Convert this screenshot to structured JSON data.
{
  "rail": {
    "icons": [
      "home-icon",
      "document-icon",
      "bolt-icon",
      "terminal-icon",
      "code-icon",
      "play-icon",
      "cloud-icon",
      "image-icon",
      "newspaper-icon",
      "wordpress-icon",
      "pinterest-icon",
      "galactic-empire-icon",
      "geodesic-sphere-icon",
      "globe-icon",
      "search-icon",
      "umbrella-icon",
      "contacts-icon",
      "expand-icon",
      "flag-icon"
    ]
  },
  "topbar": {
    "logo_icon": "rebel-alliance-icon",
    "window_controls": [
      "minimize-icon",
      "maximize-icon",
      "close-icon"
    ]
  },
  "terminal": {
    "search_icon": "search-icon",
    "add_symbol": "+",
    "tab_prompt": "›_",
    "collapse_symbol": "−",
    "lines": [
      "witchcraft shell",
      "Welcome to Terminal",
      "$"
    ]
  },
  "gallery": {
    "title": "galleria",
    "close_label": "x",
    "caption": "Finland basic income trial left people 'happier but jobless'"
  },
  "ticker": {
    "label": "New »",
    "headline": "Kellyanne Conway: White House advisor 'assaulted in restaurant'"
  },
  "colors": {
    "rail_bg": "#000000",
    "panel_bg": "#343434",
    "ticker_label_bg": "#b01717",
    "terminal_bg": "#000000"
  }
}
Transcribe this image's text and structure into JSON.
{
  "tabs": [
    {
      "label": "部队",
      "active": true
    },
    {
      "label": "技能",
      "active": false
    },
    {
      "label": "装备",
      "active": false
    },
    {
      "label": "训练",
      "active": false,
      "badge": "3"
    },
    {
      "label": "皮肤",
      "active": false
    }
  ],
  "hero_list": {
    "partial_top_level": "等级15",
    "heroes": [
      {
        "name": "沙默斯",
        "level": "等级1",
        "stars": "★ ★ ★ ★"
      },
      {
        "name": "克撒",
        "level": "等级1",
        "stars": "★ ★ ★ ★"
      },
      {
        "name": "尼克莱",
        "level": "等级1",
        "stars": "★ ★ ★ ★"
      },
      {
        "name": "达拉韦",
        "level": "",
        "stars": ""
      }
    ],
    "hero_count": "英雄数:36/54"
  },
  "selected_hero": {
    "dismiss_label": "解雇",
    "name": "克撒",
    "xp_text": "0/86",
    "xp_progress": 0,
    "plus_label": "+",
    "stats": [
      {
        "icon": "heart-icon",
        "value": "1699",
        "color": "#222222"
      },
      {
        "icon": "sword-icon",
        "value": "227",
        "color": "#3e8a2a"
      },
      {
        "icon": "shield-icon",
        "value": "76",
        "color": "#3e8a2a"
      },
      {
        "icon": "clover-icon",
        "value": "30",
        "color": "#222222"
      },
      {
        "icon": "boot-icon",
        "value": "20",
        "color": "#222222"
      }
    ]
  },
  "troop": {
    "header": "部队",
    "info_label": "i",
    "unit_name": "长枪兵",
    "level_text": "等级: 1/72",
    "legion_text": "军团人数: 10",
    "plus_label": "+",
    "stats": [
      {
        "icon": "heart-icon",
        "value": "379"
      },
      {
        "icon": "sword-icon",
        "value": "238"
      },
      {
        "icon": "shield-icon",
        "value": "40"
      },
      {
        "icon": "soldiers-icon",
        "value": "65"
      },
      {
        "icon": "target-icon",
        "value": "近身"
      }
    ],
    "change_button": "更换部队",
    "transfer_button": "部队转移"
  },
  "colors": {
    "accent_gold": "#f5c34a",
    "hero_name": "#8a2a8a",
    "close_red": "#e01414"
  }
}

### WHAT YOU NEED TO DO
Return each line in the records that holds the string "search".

### ANSWER TO THE EXERCISE
      "search-icon",
    "search_icon": "search-icon",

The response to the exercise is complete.